Abstract for ISORECEA

Posted on July 9, 2010


My Czech colleague,  Ales Chalupa, who organised the very valuable meeting on cognitive science of religion I attended last year is co-organising another, much bigger meeting this year. The International Study of Religion in Central and Eastern Europe Association conference will take place in December of this year and is to have a section devoted to cognitive approaches. I’ll be interested to see the kind of work that this group of people are doing as I am yet to have attended a sociology of religion conference. Given the implications of my own ideas I should like to be able to discuss the possibility of collaborating on empirical work with some of the attendees, also. Here’s my abstract for the cognitive session:

Secularisation and the Dual Inheritance Model of Religion

The dual inheritance account of religion, developed by J. Henrich and S. Atran among others, draws upon theories of genetic and cultural evolution and explains religious beliefs and practices as byproducts of cognitive mechanisms that had been co-opted for prosocial functions.

In this talk I will focus upon the significance of the dual inheritance model for understanding secularisation.

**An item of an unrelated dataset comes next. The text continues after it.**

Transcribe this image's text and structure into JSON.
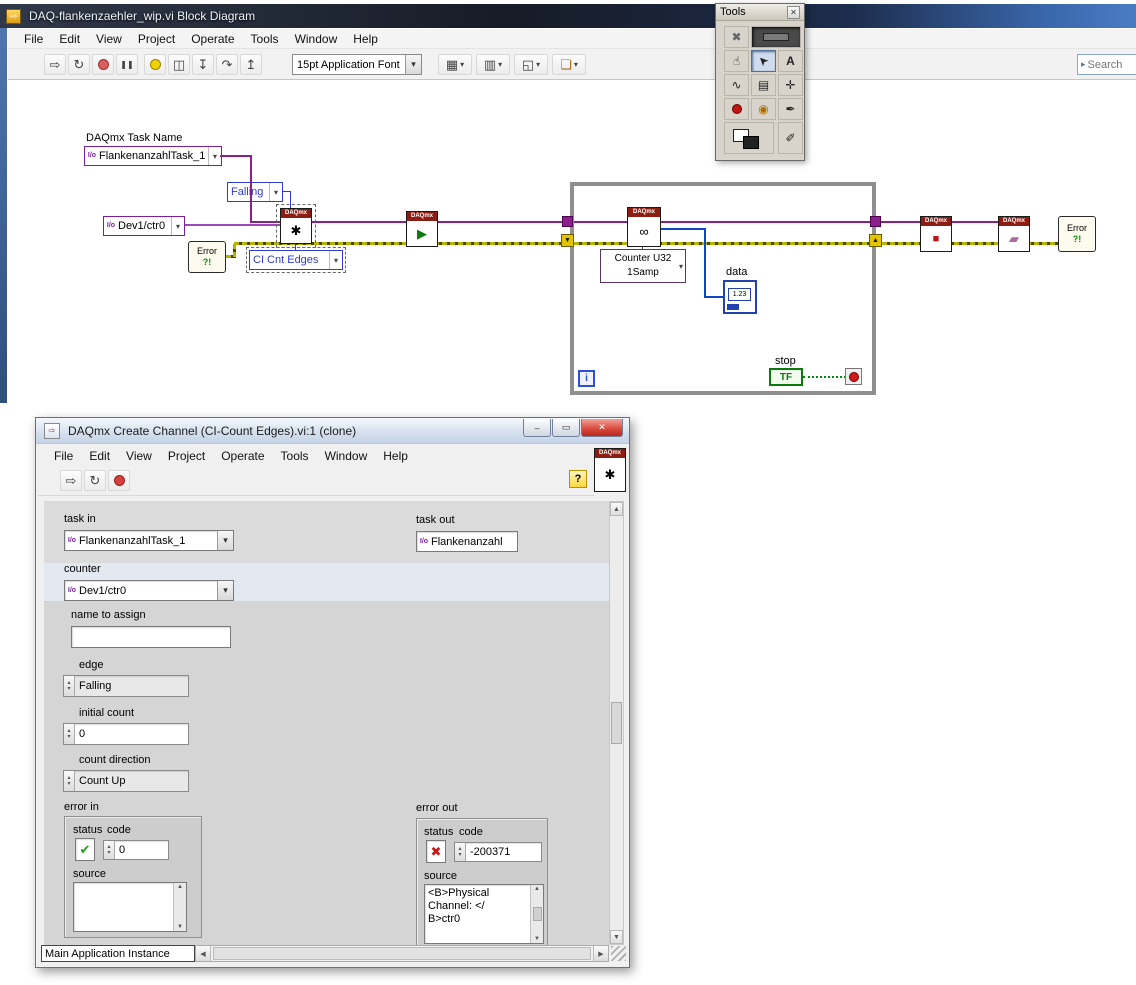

On the cognitive level, the dual inheritance model entails that without change in human cognitive mechanisms humans will remain susceptible to supernatural beliefs. The picture becomes more complex once the cultural level is considered, however. Firstly, it is possible to distinguish religious beliefs from those supernatural beliefs that have not been co-opted for prosocial functions, i.e. magical beliefs. Secondly, it must be acknowledged that in so far as religious beliefs may have played a pro-social function in some societies, there are a number of societies which remain stable without significant influence of religion. As a result it becomes necessary to distinguish between the secularisation as the rejection of all supernatural beliefs, which seems unlikely, and secularisation as the appearance of societies that do not need to rely upon religious beliefs, which has been experienced.